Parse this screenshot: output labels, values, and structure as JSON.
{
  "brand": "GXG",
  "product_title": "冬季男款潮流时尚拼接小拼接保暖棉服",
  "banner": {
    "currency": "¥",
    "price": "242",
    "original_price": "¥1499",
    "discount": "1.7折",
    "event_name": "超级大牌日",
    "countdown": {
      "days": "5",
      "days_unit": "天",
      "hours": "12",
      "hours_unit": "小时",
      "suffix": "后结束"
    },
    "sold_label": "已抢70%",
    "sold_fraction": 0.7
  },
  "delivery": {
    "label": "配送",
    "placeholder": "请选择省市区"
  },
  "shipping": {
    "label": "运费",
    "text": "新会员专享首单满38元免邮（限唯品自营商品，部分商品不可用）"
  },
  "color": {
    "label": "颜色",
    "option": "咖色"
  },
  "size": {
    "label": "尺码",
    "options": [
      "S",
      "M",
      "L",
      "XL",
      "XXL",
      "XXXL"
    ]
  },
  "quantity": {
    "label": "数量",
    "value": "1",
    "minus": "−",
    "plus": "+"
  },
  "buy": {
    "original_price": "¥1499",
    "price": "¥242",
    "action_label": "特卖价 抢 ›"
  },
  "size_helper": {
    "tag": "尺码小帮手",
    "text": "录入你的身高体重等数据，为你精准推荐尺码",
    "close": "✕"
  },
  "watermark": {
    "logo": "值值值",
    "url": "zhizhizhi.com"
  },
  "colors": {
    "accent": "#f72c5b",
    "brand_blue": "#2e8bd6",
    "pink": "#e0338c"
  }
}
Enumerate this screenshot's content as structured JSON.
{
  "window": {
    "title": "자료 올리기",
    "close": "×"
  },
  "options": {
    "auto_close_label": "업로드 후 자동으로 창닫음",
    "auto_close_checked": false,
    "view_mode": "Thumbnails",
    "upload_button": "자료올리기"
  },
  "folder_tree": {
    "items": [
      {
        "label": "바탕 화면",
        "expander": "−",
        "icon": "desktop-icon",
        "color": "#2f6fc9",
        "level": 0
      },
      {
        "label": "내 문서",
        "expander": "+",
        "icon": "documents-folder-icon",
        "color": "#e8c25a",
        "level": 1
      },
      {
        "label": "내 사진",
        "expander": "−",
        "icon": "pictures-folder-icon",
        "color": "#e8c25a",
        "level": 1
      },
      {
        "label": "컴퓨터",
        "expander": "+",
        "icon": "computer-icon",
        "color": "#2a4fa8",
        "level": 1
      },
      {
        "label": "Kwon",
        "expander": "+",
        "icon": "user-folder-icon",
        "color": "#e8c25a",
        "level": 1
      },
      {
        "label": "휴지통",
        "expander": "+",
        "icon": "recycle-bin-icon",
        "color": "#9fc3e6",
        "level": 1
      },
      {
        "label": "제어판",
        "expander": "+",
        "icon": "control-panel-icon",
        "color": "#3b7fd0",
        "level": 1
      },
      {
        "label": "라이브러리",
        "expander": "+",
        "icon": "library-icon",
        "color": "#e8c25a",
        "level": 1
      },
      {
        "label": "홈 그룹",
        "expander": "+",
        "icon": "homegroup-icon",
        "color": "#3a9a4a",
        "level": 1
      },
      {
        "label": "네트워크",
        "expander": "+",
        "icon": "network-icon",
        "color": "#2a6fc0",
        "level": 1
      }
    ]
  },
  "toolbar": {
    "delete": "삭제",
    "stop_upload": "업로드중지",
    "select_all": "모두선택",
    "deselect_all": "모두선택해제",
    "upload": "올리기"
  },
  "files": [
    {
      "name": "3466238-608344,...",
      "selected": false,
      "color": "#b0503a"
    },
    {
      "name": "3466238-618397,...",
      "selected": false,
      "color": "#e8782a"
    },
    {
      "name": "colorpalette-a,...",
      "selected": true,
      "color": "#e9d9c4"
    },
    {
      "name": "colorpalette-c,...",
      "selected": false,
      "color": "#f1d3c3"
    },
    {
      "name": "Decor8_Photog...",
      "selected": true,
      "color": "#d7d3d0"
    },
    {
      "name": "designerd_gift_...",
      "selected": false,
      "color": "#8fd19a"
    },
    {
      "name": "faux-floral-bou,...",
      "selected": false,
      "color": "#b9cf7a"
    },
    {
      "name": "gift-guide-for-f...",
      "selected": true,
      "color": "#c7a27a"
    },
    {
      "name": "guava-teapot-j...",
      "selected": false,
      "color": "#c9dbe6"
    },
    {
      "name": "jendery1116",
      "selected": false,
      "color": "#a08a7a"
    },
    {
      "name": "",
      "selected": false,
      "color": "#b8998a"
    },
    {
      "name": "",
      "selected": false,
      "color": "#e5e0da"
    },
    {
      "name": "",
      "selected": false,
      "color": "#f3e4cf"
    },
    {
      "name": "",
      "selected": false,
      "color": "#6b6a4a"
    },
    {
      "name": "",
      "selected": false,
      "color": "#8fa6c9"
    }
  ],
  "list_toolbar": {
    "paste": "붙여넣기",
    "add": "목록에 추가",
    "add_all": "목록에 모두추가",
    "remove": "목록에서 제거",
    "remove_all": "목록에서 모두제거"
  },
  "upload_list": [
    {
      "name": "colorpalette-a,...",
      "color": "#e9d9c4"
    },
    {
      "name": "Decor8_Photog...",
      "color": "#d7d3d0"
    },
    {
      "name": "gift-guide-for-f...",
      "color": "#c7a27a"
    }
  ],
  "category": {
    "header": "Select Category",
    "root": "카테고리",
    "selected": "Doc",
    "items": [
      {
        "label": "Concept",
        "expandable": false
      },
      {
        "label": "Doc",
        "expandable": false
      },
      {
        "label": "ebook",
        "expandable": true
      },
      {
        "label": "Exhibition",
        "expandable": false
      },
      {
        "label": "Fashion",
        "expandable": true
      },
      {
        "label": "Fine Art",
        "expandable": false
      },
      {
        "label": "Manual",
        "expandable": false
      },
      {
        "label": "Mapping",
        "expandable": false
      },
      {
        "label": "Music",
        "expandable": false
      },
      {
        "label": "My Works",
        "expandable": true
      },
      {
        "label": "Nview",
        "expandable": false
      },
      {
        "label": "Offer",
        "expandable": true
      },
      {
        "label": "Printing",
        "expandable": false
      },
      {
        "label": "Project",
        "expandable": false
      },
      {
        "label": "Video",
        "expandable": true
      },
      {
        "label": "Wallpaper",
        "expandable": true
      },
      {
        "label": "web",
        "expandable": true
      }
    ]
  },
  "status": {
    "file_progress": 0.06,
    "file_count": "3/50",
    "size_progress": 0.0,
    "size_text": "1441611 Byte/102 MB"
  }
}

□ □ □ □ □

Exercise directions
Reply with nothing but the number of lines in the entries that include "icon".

Exercise output
10